I can’t afford those $150 lunches, so I opt out of the group and head over to the food vans to sample the local offerings, staring with a Roast Hog bap (sort of a bun sandwich) with sage stuffing and applesauce (godawful), a Goodwood sausage (tasty, but look out for those onions…hot, hot, hot!), and a small portion of fish and chips (delicious).

The day starts off with one of the highlights of my entire trip—a 2-5/16 mile race in which the horses traverse a scenic Goodwood course that’s shaped like a bent safety pin, traveling left, then right, then left across the panorama…one of the most beautiful and interesting sights I have ever seen at a racetrack, made better by the fact that I had the exacta. This is the day I’d been waiting for, as I proceed to win the next three exactas as well and then a win bet at 14-1. I’m cookin’! One of those exacta wins is in the feature race, the Group 1 Sussex, billed in the Racing Post as the ultimate showdown between two big-time archrivals, Dawn Approach and Toronado, with another dangerous horse, Declaration of War, lurking in the shadows as the possible upsetter. A fabulous race ensues, with Toronado winning by a neck in a furious finish. (Results: Won about 150 GBP. The only problem is, our group dinners are no-host and we split the cost of food and drink pro rata, and all of my profits are immediately eaten up by my share of the costs. I do the math, and I’m down about 300 GBP!)

The end of a wonderful experience.

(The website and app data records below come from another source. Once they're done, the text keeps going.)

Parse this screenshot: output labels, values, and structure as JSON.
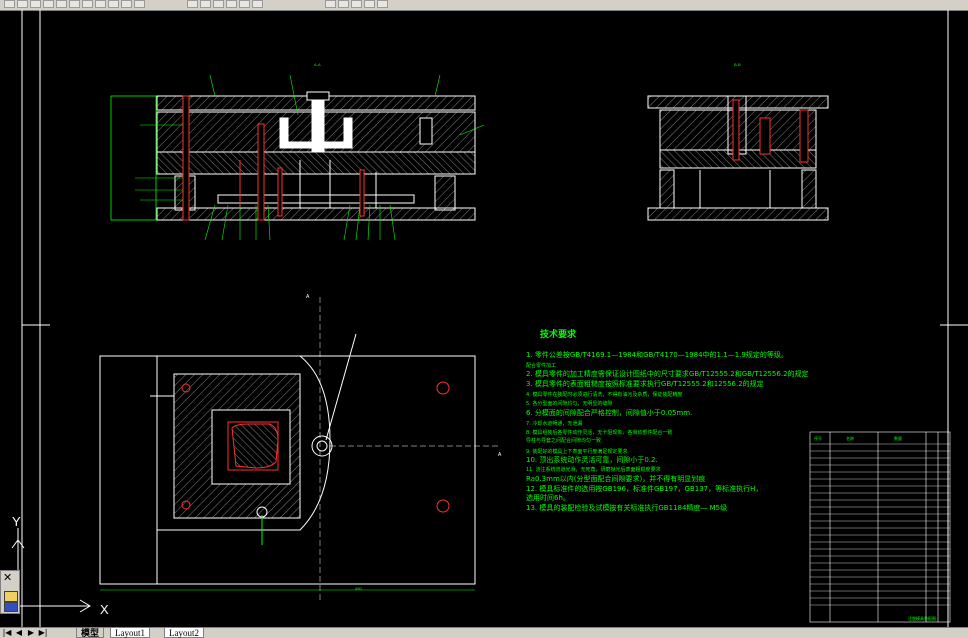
{
  "toolbar": {
    "buttons": [
      "new-icon",
      "open-icon",
      "save-icon",
      "plot-icon",
      "preview-icon",
      "cut-icon",
      "copy-icon",
      "paste-icon",
      "match-properties-icon",
      "undo-icon",
      "redo-icon",
      "pan-icon",
      "zoom-realtime-icon",
      "zoom-window-icon",
      "zoom-previous-icon",
      "properties-icon",
      "design-center-icon",
      "tool-palettes-icon",
      "sheet-set-icon",
      "markup-icon",
      "calculator-icon",
      "help-icon"
    ]
  },
  "drawing": {
    "section_label_main": "A-A",
    "section_label_side": "B-B",
    "top_label": "A",
    "right_label": "A",
    "ucs": {
      "y_label": "Y",
      "x_label": "X"
    },
    "notes_title": "技术要求",
    "notes": [
      "1. 零件公差按GB/T4169.1—1984和GB/T4170—1984中的1.1—1.9规定的等级。",
      "   配合零件加工",
      "2. 模具零件的加工精度需保证设计图纸中的尺寸要求GB/T12555.2和GB/T12556.2的规定",
      "3. 模具零件的表面粗糙度按照标准要求执行GB/T12555.2和12556.2的规定",
      "4. 模具零件在装配时必须进行清洗，不得有油污及杂质，保证装配精度",
      "5. 各分型面的间隙均匀，无明显的缝隙",
      "6. 分模面的间隙配合严格控制，间隙值小于0.05mm.",
      "7. 冷却水道畅通，无泄漏",
      "8. 模具组装后各零件动作灵活，无卡阻现象，各滑动部件配合一致",
      "   导柱与导套之间配合间隙均匀一致",
      "9. 装配好的模具上下表面平行度满足规定要求",
      "10. 顶出系统动作灵活可靠，间隙小于0.2.",
      "11. 浇注系统流道光滑，无死角，研磨抛光后表面粗糙度要求",
      "   Ra0.3mm以内(分型面配合间隙要求)，并不得有明显划痕",
      "12. 模具标准件的选用按GB196，标准件GB197，GB137，等标准执行H，",
      "   选用时间6h。",
      "13. 模具的装配检验及试模按有关标准执行GB1184精度— M5级"
    ],
    "title_block": {
      "header": [
        "序号",
        "名称",
        "数量"
      ],
      "rows": [
        [
          "",
          "",
          ""
        ],
        [
          "",
          "",
          ""
        ],
        [
          "",
          "",
          ""
        ],
        [
          "",
          "",
          ""
        ],
        [
          "",
          "",
          ""
        ],
        [
          "",
          "",
          ""
        ],
        [
          "",
          "",
          ""
        ],
        [
          "",
          "",
          ""
        ],
        [
          "",
          "",
          ""
        ],
        [
          "",
          "",
          ""
        ],
        [
          "",
          "",
          ""
        ],
        [
          "",
          "",
          ""
        ],
        [
          "",
          "",
          ""
        ],
        [
          "",
          "",
          ""
        ],
        [
          "",
          "",
          ""
        ],
        [
          "",
          "",
          ""
        ],
        [
          "",
          "",
          ""
        ],
        [
          "",
          "",
          ""
        ],
        [
          "",
          "",
          ""
        ],
        [
          "",
          "",
          ""
        ],
        [
          "",
          "",
          ""
        ],
        [
          "",
          "",
          ""
        ],
        [
          "",
          "",
          ""
        ],
        [
          "",
          "",
          ""
        ]
      ],
      "footer": "注塑模具装配图"
    },
    "dim_bottom": "450",
    "dim_left": "320"
  },
  "bottom_bar": {
    "nav_buttons": [
      "|◀",
      "◀",
      "▶",
      "▶|"
    ],
    "tabs": [
      "模型",
      "Layout1",
      "Layout2"
    ],
    "active_tab": "模型"
  },
  "colors": {
    "background": "#000000",
    "outline": "#ffffff",
    "hatch": "#ffffff",
    "green": "#00ff00",
    "red": "#ff3030",
    "cyan_text": "#00ff00"
  }
}
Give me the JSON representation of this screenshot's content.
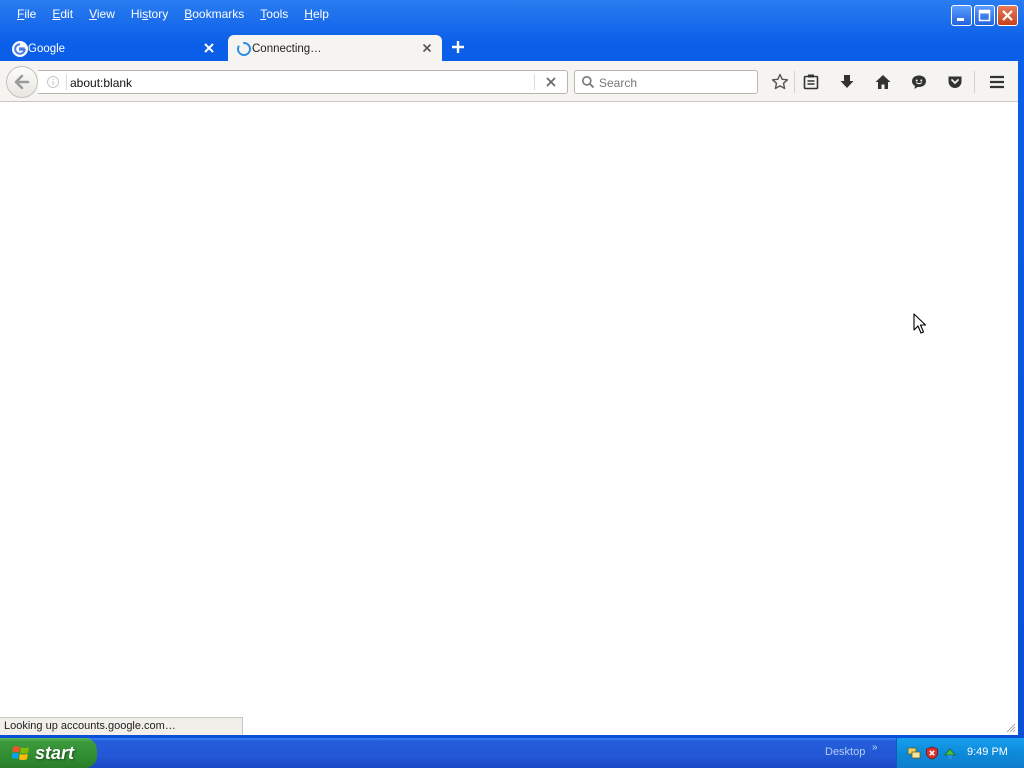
{
  "menu": {
    "items": [
      {
        "label": "File",
        "accel": "F"
      },
      {
        "label": "Edit",
        "accel": "E"
      },
      {
        "label": "View",
        "accel": "V"
      },
      {
        "label": "History",
        "accel": "s"
      },
      {
        "label": "Bookmarks",
        "accel": "B"
      },
      {
        "label": "Tools",
        "accel": "T"
      },
      {
        "label": "Help",
        "accel": "H"
      }
    ]
  },
  "tabs": [
    {
      "label": "Google",
      "icon": "google-favicon-icon",
      "active": false
    },
    {
      "label": "Connecting…",
      "icon": "loading-spinner-icon",
      "active": true
    }
  ],
  "navbar": {
    "url_value": "about:blank",
    "search_placeholder": "Search"
  },
  "status": {
    "text": "Looking up accounts.google.com…"
  },
  "taskbar": {
    "start_label": "start",
    "desktop_label": "Desktop",
    "clock": "9:49 PM"
  },
  "colors": {
    "titlebar_blue": "#0a4fd6",
    "toolbar_bg": "#f5f4f0",
    "start_green": "#3c9a3c",
    "tray_blue": "#0e8ad9",
    "spinner_blue": "#2e8ce6"
  }
}
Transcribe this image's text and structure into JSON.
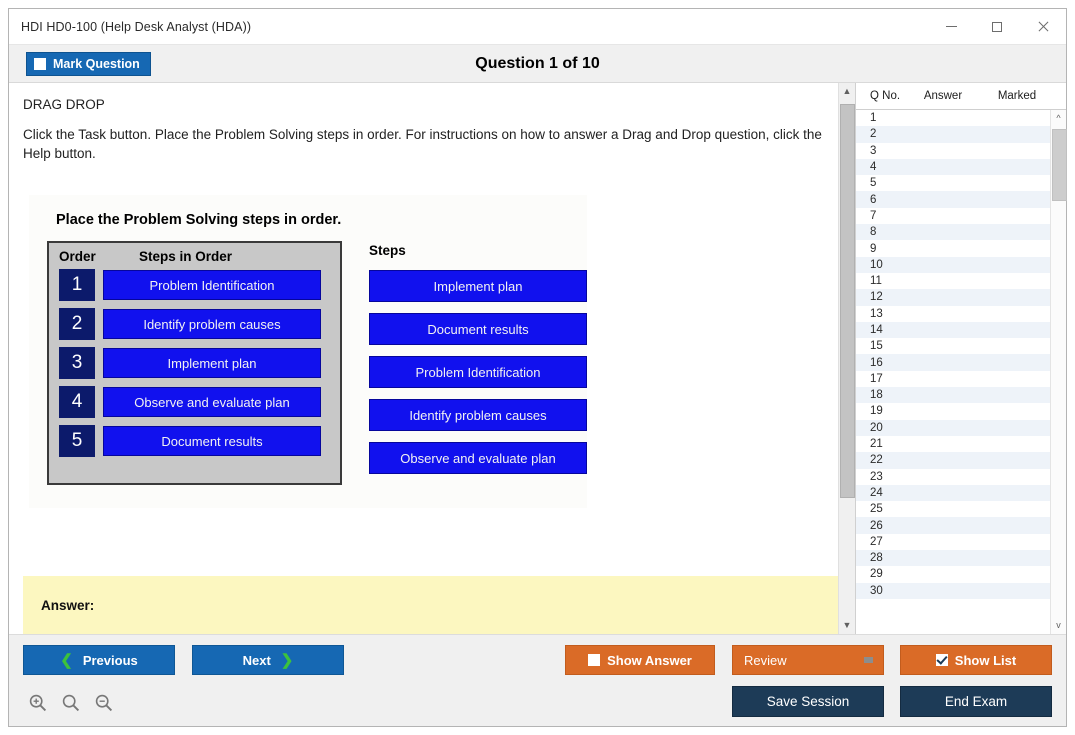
{
  "window": {
    "title": "HDI HD0-100 (Help Desk Analyst (HDA))",
    "minimize": "minimize-icon",
    "maximize": "maximize-icon",
    "close": "close-icon"
  },
  "header": {
    "mark_question_label": "Mark Question",
    "mark_question_checked": false,
    "question_title": "Question 1 of 10"
  },
  "question": {
    "type_label": "DRAG DROP",
    "instructions": "Click the Task button. Place the Problem Solving steps in order. For instructions on how to answer a Drag and Drop question, click the Help button."
  },
  "task": {
    "title": "Place the Problem Solving steps in order.",
    "order_column_header": "Order",
    "steps_in_order_header": "Steps in Order",
    "steps_header": "Steps",
    "ordered_steps": [
      {
        "number": "1",
        "label": "Problem Identification"
      },
      {
        "number": "2",
        "label": "Identify problem causes"
      },
      {
        "number": "3",
        "label": "Implement plan"
      },
      {
        "number": "4",
        "label": "Observe and evaluate plan"
      },
      {
        "number": "5",
        "label": "Document results"
      }
    ],
    "available_steps": [
      "Implement plan",
      "Document results",
      "Problem Identification",
      "Identify problem causes",
      "Observe and evaluate plan"
    ]
  },
  "answer_area": {
    "label": "Answer:",
    "value": ""
  },
  "question_list": {
    "columns": [
      "Q No.",
      "Answer",
      "Marked"
    ],
    "rows": [
      {
        "q": "1",
        "answer": "",
        "marked": ""
      },
      {
        "q": "2",
        "answer": "",
        "marked": ""
      },
      {
        "q": "3",
        "answer": "",
        "marked": ""
      },
      {
        "q": "4",
        "answer": "",
        "marked": ""
      },
      {
        "q": "5",
        "answer": "",
        "marked": ""
      },
      {
        "q": "6",
        "answer": "",
        "marked": ""
      },
      {
        "q": "7",
        "answer": "",
        "marked": ""
      },
      {
        "q": "8",
        "answer": "",
        "marked": ""
      },
      {
        "q": "9",
        "answer": "",
        "marked": ""
      },
      {
        "q": "10",
        "answer": "",
        "marked": ""
      },
      {
        "q": "11",
        "answer": "",
        "marked": ""
      },
      {
        "q": "12",
        "answer": "",
        "marked": ""
      },
      {
        "q": "13",
        "answer": "",
        "marked": ""
      },
      {
        "q": "14",
        "answer": "",
        "marked": ""
      },
      {
        "q": "15",
        "answer": "",
        "marked": ""
      },
      {
        "q": "16",
        "answer": "",
        "marked": ""
      },
      {
        "q": "17",
        "answer": "",
        "marked": ""
      },
      {
        "q": "18",
        "answer": "",
        "marked": ""
      },
      {
        "q": "19",
        "answer": "",
        "marked": ""
      },
      {
        "q": "20",
        "answer": "",
        "marked": ""
      },
      {
        "q": "21",
        "answer": "",
        "marked": ""
      },
      {
        "q": "22",
        "answer": "",
        "marked": ""
      },
      {
        "q": "23",
        "answer": "",
        "marked": ""
      },
      {
        "q": "24",
        "answer": "",
        "marked": ""
      },
      {
        "q": "25",
        "answer": "",
        "marked": ""
      },
      {
        "q": "26",
        "answer": "",
        "marked": ""
      },
      {
        "q": "27",
        "answer": "",
        "marked": ""
      },
      {
        "q": "28",
        "answer": "",
        "marked": ""
      },
      {
        "q": "29",
        "answer": "",
        "marked": ""
      },
      {
        "q": "30",
        "answer": "",
        "marked": ""
      }
    ]
  },
  "footer": {
    "previous_label": "Previous",
    "next_label": "Next",
    "show_answer_label": "Show Answer",
    "show_answer_checked": false,
    "review_label": "Review",
    "show_list_label": "Show List",
    "show_list_checked": true,
    "save_session_label": "Save Session",
    "end_exam_label": "End Exam",
    "zoom_in_icon": "zoom-in-icon",
    "zoom_reset_icon": "zoom-reset-icon",
    "zoom_out_icon": "zoom-out-icon"
  },
  "colors": {
    "accent_blue": "#1668b3",
    "accent_orange": "#da6b27",
    "navy": "#1d3b57",
    "step_blue": "#1111ee",
    "order_navy": "#0c1a6b",
    "answer_yellow": "#fcf7c0",
    "chevron_green": "#3cc23c"
  }
}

The Racing-Europe tour having concluded, Doug arranges for a car to drive me from Goodwood to the train station in Reading, where I catch a train out to Moreton-in-Marsh so that I can meet Alison in the little village of Lower Slaughter. We’re staying at the Lower Slaughter Manor, a Relais et Chateaux property where we have a gorgeous room with only a few minor flaws—the toilet doesn’t work, the cold water faucet emits only warm water, and it’s impossible to adjust the scalding water coming out of the showerhead. Oh well, nothing’s perfect. The next day we go into London and fly to Deauville, where we stay at the beautiful Hotel Royal Barriere in a seaview room. Deauville, with its unique and colorful version of Norman architecture, ranks in my opinion as one of the loveliest towns on earth, and Alison loves it, too. On Saturday I go to Deauville’s “minor” track, Clairefontaine, a little gem that looks like it was created by Disney, for a day of steeplechase racing. I don’t usually think of myself as a fan of the jumpers, but a win/place on a 35-1 hot may have changed my views on that. On Sunday, Alison and I go to the main Deauville track and have lunch in the charming Paddock restaurant and watch a Group 1 race won by one of the powerhouse horses in Europe, Moonlight Cloud, after which Alison takes her 50 Euro profits and goes home., while I stay for the remaining races and fritter my money away. Everything back to normal.

* Footnote: If by some chance they bring Novellist to Santa Anita for the Breeders Cup Turf, bet the house. If they decide to go for all the marbles in the Classic, at least bet the garage. Unfortunately, it’s not likely to happen. That’s because the Brits have been advised by some racing-ignorant consulting firm to cash in on the “championship” phenomenon by instituting their own “Champions Day” in October (I’m going to it this year), which has infuriated the Americans and French because it dilutes the field of horses available for Breeders Cup in America and Arc Day at Longchamp. But the Brits are about to get theirs, since the Irish have announced that they are going to create their own Champions Day. Greed is good? Not in horseracing.